There hasn’t been a “high” concept stoner movie like Ripped in a very long time – at least, released in theatres. It seems as if this comedy sub-genre has completely made the transition to the VOD market in order to deliver these flicks directly to their at-home toking crowd.
The Little Hours fuses arthouse cinema with modern comedic stylings borrowed from Judd Apatow’s toybox. In other words, it’s a film with lovely cinematography and patient pacing, yet features bawdy behaviour and provocative profanity.
Austin Found is yet another case where the trailer sells the audience on a different kind of movie. In two-and-a-half minutes, the film is presented as a foolish dark romp featuring incompetent criminals. At 100 minutes, it’s warped southern goodness that’s tonally confused and ends in irony.
Crackle’s Fourth of July comedy Mad Families is a fart in the wind. While that reads as a low blow, I have a feeling the immature filmmakers will actually take that in stride.
Kumail Nanjiani (played by funnyman Kumail Nanjiani) is a Pakistani-American comedian who meets and falls in love with Emily (Zoe Kazan), a graduate student. Their relationship is already threatened by Kumail’s parents’ insistence that he marry a woman from a Pakistani family, when Emily becomes seriously ill. Written by Nanjiani (usually known for his co-star work in Mike and Dave Need Wedding Dates, Life as we Know It, and IFC’s Portlandia) and the actor’s wife Emily V. Gordon, The…
Tyler Perry apologists may find pleasurable qualities in Sergio Navarretta’s The Colossal Failure of the Modern Relationship. Then again, even those movie goers have seen this sort of romantic peril too many times by now (the Why Did I Get Married? series).
Jude Klassen’s feature film debut Love in the Sixth is a hodgepodge of “stuff”, but I kind of expected that.
Jeff Garlin is a clever and hilarious performer. You wouldn’t know that from watching Handsome: A Netflix Mystery Movie. Garlin directed, wrote, executive produced, and stars as Gene Handsome in this unfathomable clunker about a lonely homicide detective in LA. Yet, the film is so devoid of engagement, you would think the actor/filmmaker was tanking this project on purpose to honour a lost bet.
I’ve been patient and forgiving with filmmaker Seth Gordon (who began his career with 2007’s acclaimed arcade doc The King of Kong) because I can see he’s slowly amounting to be a dependable director.
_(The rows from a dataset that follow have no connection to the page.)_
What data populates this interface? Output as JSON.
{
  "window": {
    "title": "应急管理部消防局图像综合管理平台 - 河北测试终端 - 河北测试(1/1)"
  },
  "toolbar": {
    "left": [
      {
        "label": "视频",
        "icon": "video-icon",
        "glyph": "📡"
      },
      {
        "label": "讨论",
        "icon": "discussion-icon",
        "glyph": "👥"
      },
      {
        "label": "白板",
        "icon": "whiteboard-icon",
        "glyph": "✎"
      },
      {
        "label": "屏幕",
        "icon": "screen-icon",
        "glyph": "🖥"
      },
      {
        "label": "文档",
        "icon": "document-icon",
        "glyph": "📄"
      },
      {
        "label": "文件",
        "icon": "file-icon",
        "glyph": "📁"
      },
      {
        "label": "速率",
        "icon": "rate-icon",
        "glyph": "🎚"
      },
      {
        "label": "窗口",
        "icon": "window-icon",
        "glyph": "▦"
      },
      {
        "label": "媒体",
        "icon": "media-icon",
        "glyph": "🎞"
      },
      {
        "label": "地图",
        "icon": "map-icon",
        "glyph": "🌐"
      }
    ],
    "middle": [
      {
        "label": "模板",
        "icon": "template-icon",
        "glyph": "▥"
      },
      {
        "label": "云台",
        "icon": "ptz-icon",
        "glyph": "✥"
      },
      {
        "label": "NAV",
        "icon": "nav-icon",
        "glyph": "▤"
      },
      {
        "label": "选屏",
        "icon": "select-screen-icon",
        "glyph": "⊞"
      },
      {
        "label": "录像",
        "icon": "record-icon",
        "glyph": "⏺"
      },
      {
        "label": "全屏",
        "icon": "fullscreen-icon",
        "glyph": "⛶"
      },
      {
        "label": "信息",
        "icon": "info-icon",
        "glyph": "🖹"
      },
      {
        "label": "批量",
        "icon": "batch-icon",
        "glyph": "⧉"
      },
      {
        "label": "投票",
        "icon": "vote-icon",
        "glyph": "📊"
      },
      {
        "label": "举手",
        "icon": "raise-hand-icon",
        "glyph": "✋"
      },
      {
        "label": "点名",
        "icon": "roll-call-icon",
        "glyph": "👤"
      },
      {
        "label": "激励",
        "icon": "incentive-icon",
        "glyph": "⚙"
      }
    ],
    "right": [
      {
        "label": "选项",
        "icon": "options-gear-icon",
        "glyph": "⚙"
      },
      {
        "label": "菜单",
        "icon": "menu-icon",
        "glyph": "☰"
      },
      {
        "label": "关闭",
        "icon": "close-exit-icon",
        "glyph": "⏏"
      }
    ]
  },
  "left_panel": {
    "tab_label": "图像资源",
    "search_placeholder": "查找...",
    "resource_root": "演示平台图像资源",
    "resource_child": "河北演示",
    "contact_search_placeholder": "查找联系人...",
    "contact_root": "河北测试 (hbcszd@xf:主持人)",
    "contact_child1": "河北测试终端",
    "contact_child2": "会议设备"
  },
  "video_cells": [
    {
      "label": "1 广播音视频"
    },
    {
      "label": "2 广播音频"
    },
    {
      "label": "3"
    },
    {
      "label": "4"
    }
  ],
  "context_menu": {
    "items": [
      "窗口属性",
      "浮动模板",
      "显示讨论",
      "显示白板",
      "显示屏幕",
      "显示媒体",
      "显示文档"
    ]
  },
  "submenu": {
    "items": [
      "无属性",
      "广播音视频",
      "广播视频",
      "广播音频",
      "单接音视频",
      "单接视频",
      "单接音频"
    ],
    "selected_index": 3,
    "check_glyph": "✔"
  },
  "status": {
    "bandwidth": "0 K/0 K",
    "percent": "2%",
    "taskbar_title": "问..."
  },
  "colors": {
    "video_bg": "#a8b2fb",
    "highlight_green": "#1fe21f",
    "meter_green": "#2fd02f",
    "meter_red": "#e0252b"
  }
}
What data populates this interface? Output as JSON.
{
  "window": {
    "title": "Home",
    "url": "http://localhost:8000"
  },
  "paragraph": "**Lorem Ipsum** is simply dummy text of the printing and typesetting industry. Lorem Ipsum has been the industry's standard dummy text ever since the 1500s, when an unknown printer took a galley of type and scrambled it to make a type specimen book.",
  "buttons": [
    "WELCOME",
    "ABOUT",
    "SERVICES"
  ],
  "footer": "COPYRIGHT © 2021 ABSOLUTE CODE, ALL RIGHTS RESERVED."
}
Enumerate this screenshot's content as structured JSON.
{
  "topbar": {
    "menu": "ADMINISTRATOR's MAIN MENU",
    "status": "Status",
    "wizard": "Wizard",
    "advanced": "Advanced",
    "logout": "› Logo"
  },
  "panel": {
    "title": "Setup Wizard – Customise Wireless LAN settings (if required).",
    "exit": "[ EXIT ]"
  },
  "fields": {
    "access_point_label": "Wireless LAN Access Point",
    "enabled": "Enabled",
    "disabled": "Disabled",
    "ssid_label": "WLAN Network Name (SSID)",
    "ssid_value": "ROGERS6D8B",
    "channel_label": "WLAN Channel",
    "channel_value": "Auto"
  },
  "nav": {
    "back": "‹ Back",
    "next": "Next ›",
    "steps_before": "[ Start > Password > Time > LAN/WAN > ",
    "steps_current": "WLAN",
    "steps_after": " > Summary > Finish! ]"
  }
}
Despite the abysmal and mean comedy Identity Thief, he’s usually able to drum up a lot of laughs with small casts (Four Christmases, Horrible Bosses, TV’s The Goldbergs). I suppose he’s been itching to branch out, but Baywatch was the wrong way…
Life can fluctuate, and I believe that’s the point Win It All is trying to make. Then again, filmmaker Joe Swanberg may have just set out to make a straightforward character study, in which case that works too.